Kyle Vegter, Monday or Tuesday (2016) | World premiere, MusicNOW commission

    Duration: 10 minutes
    Instrumentation: clarinet, bass clarinet, cello, percussion and piano

    Performed with Manual Cinema
    Director: Julia Miller
    Concept: Lizi Breit, Julia Miller and Kyle Vegter
    Designers: Lizi Breit and Julia Miller

    “I attain a different kind of beauty, achieve a symmetry by means of infinite discords, showing all the traces of the mind’s passage through the world; and achieve in the end, some kind of whole made of shimmering fragments.” — Virginia Woolf

    The composer writes:
    Monday or Tuesday is a meditation on the life and work of the celebrated English author Virginia Woolf. The piece’s central inspiration comes from a prose poem of the same name that was published in 1921 in a volume of short stories also called Monday or Tuesday. The book was largely overlooked and is but a small blip on what was a tremendously powerful literary career. However, Woolf cites it as a major stylistic turning point for her — through its creation, she happened upon her trademark stream of consciousness writing style. Written in an early, highly poetic version of that style, the poem weaves together imagery and color into a distinctly modern Cezanne-like tapestry. Assembled in sharp angles, vivid snapshots, reds, blues and blacks — the short story becomes a portrait of the writer awash in a tumultuous contemporary society that is in sharp contrast to a serene natural world.
    Our Monday or Tuesday gets both its form and visual style from Woolf’s Monday or Tuesday, but the character we follow throughout is Woolf herself. The piece also draws inspiration from what was a tumultuous and tremendous life, full of literary achievement, powerful relationships, the English countryside, London smokestacks and bouts of manic depression.”

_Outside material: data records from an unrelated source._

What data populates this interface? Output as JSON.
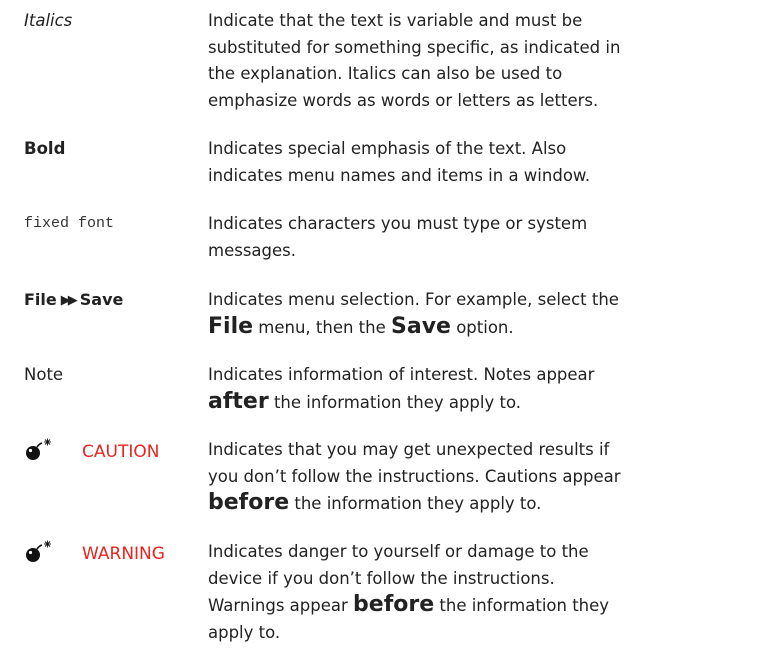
{
  "conventions": [
    {
      "term": "Italics",
      "lines": [
        "Indicate that the text is variable and must be",
        "substituted for something specific, as indicated in",
        "the explanation. Italics can also be used to",
        "emphasize words as words or letters as letters."
      ]
    },
    {
      "term": "Bold",
      "lines": [
        "Indicates special emphasis of the text. Also",
        "indicates menu names and items in a window."
      ]
    },
    {
      "term": "fixed font",
      "lines": [
        "Indicates characters you must type or system",
        "messages."
      ]
    },
    {
      "term_parts": [
        "File",
        "Save"
      ],
      "separator_glyph": "▶▶",
      "line1": "Indicates menu selection. For example, select the",
      "line2": {
        "file": "File",
        "middle": " menu, then the ",
        "save": "Save",
        "end": " option."
      }
    },
    {
      "term": "Note",
      "line1": "Indicates information of interest. Notes appear",
      "line2": {
        "emph": "after",
        "rest": " the information they apply to."
      }
    },
    {
      "icon": "bomb-icon",
      "term": "CAUTION",
      "line1": "Indicates that you may get unexpected results if",
      "line2": "you don’t follow the instructions. Cautions appear",
      "line3": {
        "emph": "before",
        "rest": " the information they apply to."
      }
    },
    {
      "icon": "bomb-icon",
      "term": "WARNING",
      "line1": "Indicates danger to yourself or damage to the",
      "line2": "device if you don’t follow the instructions.",
      "line3": {
        "pre": "Warnings appear ",
        "emph": "before",
        "rest": " the information they"
      },
      "line4": "apply to."
    }
  ],
  "colors": {
    "alert": "#e8251f",
    "text": "#222222"
  }
}
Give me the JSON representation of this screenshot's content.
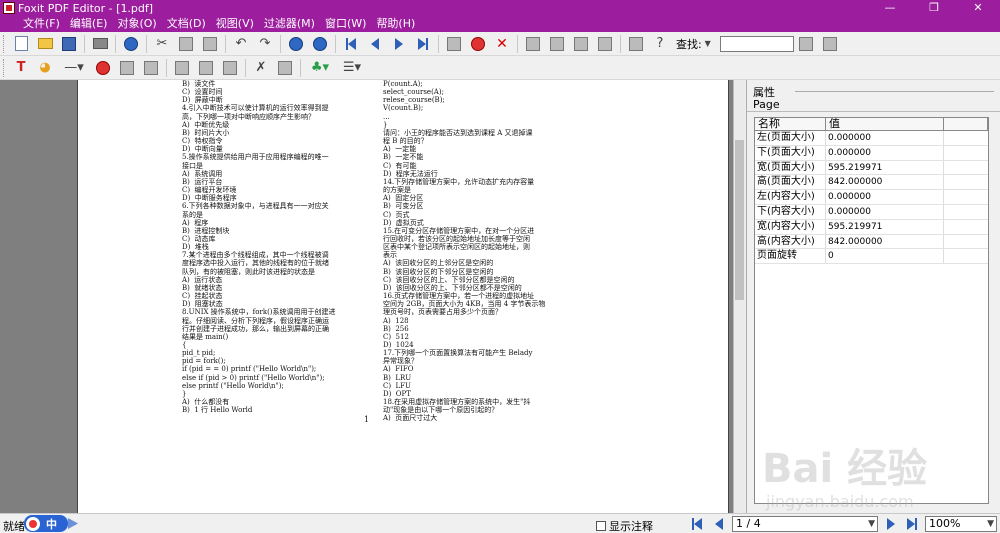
{
  "window": {
    "title": "Foxit PDF Editor - [1.pdf]",
    "controls": {
      "minimize": "—",
      "maximize": "❐",
      "close": "✕"
    }
  },
  "menu": [
    "文件(F)",
    "编辑(E)",
    "对象(O)",
    "文档(D)",
    "视图(V)",
    "过滤器(M)",
    "窗口(W)",
    "帮助(H)"
  ],
  "toolbar": {
    "search_label": "查找:",
    "search_value": ""
  },
  "document": {
    "page_number": "1",
    "column1": [
      "B)  读文件",
      "C)  设置时间",
      "D)  屏蔽中断",
      "4.引入中断技术可以使计算机的运行效率得到提",
      "高，下列哪一项对中断响应顺序产生影响？",
      "A)  中断优先级",
      "B)  时间片大小",
      "C)  特权指令",
      "D)  中断向量",
      "5.操作系统提供给用户用于应用程序编程的唯一",
      "接口是",
      "A)  系统调用",
      "B)  运行平台",
      "C)  编程开发环境",
      "D)  中断服务程序",
      "6.下列各种数据对象中，与进程具有一一对应关",
      "系的是",
      "A)  程序",
      "B)  进程控制块",
      "C)  动态库",
      "D)  堆栈",
      "7.某个进程由多个线程组成，其中一个线程被调",
      "度程序选中投入运行，其他的线程有的位于就绪",
      "队列，有的被阻塞，则此时该进程的状态是",
      "A)  运行状态",
      "B)  就绪状态",
      "C)  挂起状态",
      "D)  阻塞状态",
      "8.UNIX 操作系统中，fork()系统调用用于创建进",
      "程。仔细阅读、分析下列程序，假设程序正确运",
      "行并创建子进程成功，那么，输出到屏幕的正确",
      "结果是 main()",
      "{",
      "pid_t pid;",
      "pid = fork();",
      "if (pid = = 0) printf (\"Hello World\\n\");",
      "else if (pid > 0) printf (\"Hello World\\n\");",
      "else printf (\"Hello World\\n\");",
      "}",
      "A)  什么都没有",
      "B)  1 行 Hello World"
    ],
    "column2": [
      "P(count.A);",
      "select_course(A);",
      "relese_course(B);",
      "V(count.B);",
      "...",
      "}",
      "请问：小王的程序能否达到选到课程 A 又退掉课",
      "程 B 的目的？",
      "A)  一定能",
      "B)  一定不能",
      "C)  有可能",
      "D)  程序无法运行",
      "14.下列存储管理方案中，允许动态扩充内存容量",
      "的方案是",
      "A)  固定分区",
      "B)  可变分区",
      "C)  页式",
      "D)  虚拟页式",
      "15.在可变分区存储管理方案中，在对一个分区进",
      "行回收时，若该分区的起始地址加长度等于空闲",
      "区表中某个登记项所表示空闲区的起始地址，则",
      "表示",
      "A)  该回收分区的上邻分区是空闲的",
      "B)  该回收分区的下邻分区是空闲的",
      "C)  该回收分区的上、下邻分区都是空闲的",
      "D)  该回收分区的上、下邻分区都不是空闲的",
      "16.页式存储管理方案中，若一个进程的虚拟地址",
      "空间为 2GB，页面大小为 4KB，当用 4 字节表示物",
      "理页号时，页表需要占用多少个页面？",
      "A)  128",
      "B)  256",
      "C)  512",
      "D)  1024",
      "17.下列哪一个页面置换算法有可能产生 Belady",
      "异常现象？",
      "A)  FIFO",
      "B)  LRU",
      "C)  LFU",
      "D)  OPT",
      "18.在采用虚拟存储管理方案的系统中，发生\"抖",
      "动\"现象是由以下哪一个原因引起的？",
      "A)  页面尺寸过大"
    ]
  },
  "panel": {
    "title": "属性",
    "tab": "Page",
    "headers": [
      "名称",
      "值"
    ],
    "rows": [
      {
        "name": "左(页面大小)",
        "value": "0.000000"
      },
      {
        "name": "下(页面大小)",
        "value": "0.000000"
      },
      {
        "name": "宽(页面大小)",
        "value": "595.219971"
      },
      {
        "name": "高(页面大小)",
        "value": "842.000000"
      },
      {
        "name": "左(内容大小)",
        "value": "0.000000"
      },
      {
        "name": "下(内容大小)",
        "value": "0.000000"
      },
      {
        "name": "宽(内容大小)",
        "value": "595.219971"
      },
      {
        "name": "高(内容大小)",
        "value": "842.000000"
      },
      {
        "name": "页面旋转",
        "value": "0"
      }
    ]
  },
  "statusbar": {
    "status": "就绪",
    "ime_label": "中",
    "show_annotations": "显示注释",
    "page_indicator": "1 / 4",
    "zoom": "100%"
  },
  "watermark": {
    "main": "Bai 经验",
    "sub": "jingyan.baidu.com"
  },
  "colors": {
    "titlebar": "#9c1e9e",
    "nav_blue": "#2e60b8"
  }
}
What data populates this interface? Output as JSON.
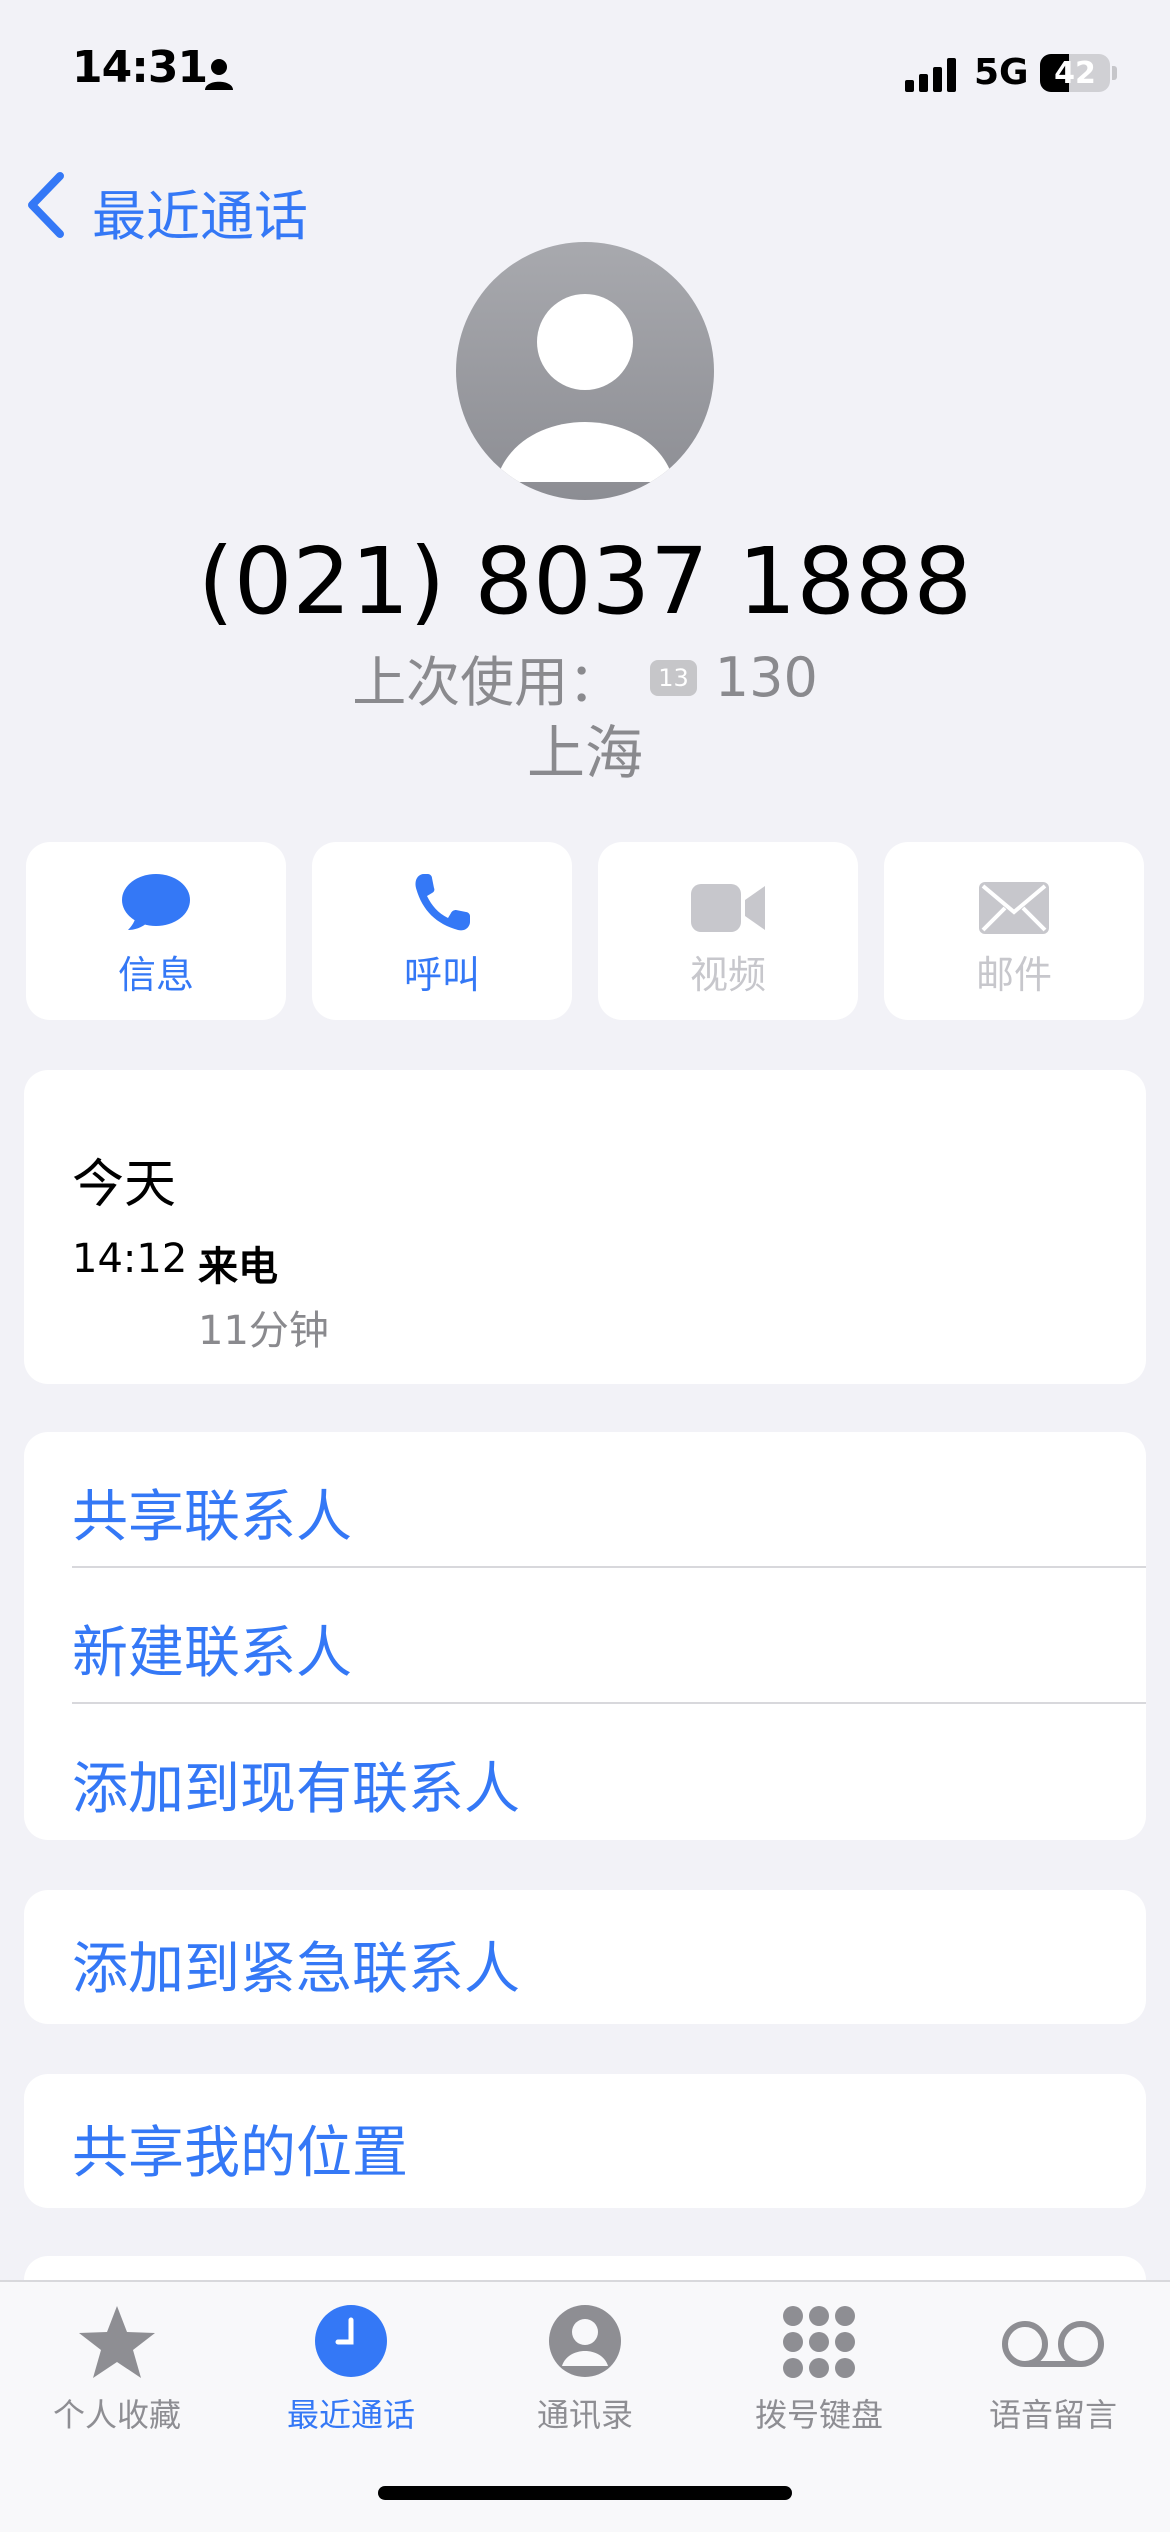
{
  "status_bar": {
    "time": "14:31",
    "network": "5G",
    "battery_level": "42",
    "battery_fraction": 0.42
  },
  "nav": {
    "back_label": "最近通话"
  },
  "contact": {
    "phone_number": "(021) 8037 1888",
    "last_used_label": "上次使用：",
    "sim_badge": "13",
    "last_used_value": "130",
    "location": "上海"
  },
  "actions": [
    {
      "label": "信息",
      "icon": "message-icon",
      "enabled": true
    },
    {
      "label": "呼叫",
      "icon": "phone-icon",
      "enabled": true
    },
    {
      "label": "视频",
      "icon": "video-icon",
      "enabled": false
    },
    {
      "label": "邮件",
      "icon": "mail-icon",
      "enabled": false
    }
  ],
  "recent": {
    "day": "今天",
    "time": "14:12",
    "type": "来电",
    "duration": "11分钟"
  },
  "contact_options": [
    "共享联系人",
    "新建联系人",
    "添加到现有联系人"
  ],
  "emergency_option": "添加到紧急联系人",
  "location_option": "共享我的位置",
  "tabs": [
    {
      "label": "个人收藏",
      "icon": "star-icon",
      "active": false
    },
    {
      "label": "最近通话",
      "icon": "clock-icon",
      "active": true
    },
    {
      "label": "通讯录",
      "icon": "contacts-icon",
      "active": false
    },
    {
      "label": "拨号键盘",
      "icon": "keypad-icon",
      "active": false
    },
    {
      "label": "语音留言",
      "icon": "voicemail-icon",
      "active": false
    }
  ],
  "colors": {
    "accent": "#3478f6",
    "background": "#f2f2f7",
    "secondary_text": "#8a8a8e",
    "disabled": "#c7c7cc"
  }
}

    An excerpt from Monday or Tuesday (1921) by Virginia Woolf

    Lazy and indifferent, shaking space easily from his wings, knowing his way, the heron passes over the church beneath the sky. White and distant, absorbed in itself, endlessly the sky covers and uncovers, moves and remains. A lake? Blot the shores of it out! A mountain? Oh, perfect — the sun gold on its slopes. Down that falls. Ferns then, or white feathers, for ever and ever —

    Desiring truth, awaiting it, laboriously distilling a few words, for ever desiring — (a cry starts to the left, another to the right. Wheels strike divergently. Omnibuses conglomerate in conflict) — for ever desiring — (the clock asseverates with 12 distinct strokes that it is midday; light sheds gold scales; children swarm) — for ever desiring truth. Red is the dome; coins hang on the trees; smoke trails from the chimneys; bark, shout, cry “Iron for sale” — and truth?

    Radiating to a point men’s feet and women’s feet, black or gold-encrusted — (This foggy weather—Sugar? No, thank you — The commonwealth of the future) — the firelight darting and making the room red, save for the black figures and their bright eyes, while outside a van discharges, Miss Thingummy drinks tea at her desk, and plate-glass preserves fur coats — Flaunted, leaf-light, drifting at corners, blown across the wheels, silver-splashed, home or not home, gathered, scattered, squandered in separate scales, swept up, down, torn, sunk, assembled — and truth?

    Now to recollect by the fireside on the white square of marble. From ivory depths words rising shed their blackness, blossom and penetrate. Fallen the book; in the flame, in the smoke, in the momentary sparks — or now voyaging, the marble square pendant, minarets beneath and the Indian seas, while space rushes blue and stars glint — truth? content with closeness?

    Lazy and indifferent the heron returns; the sky veils her stars; then bares them.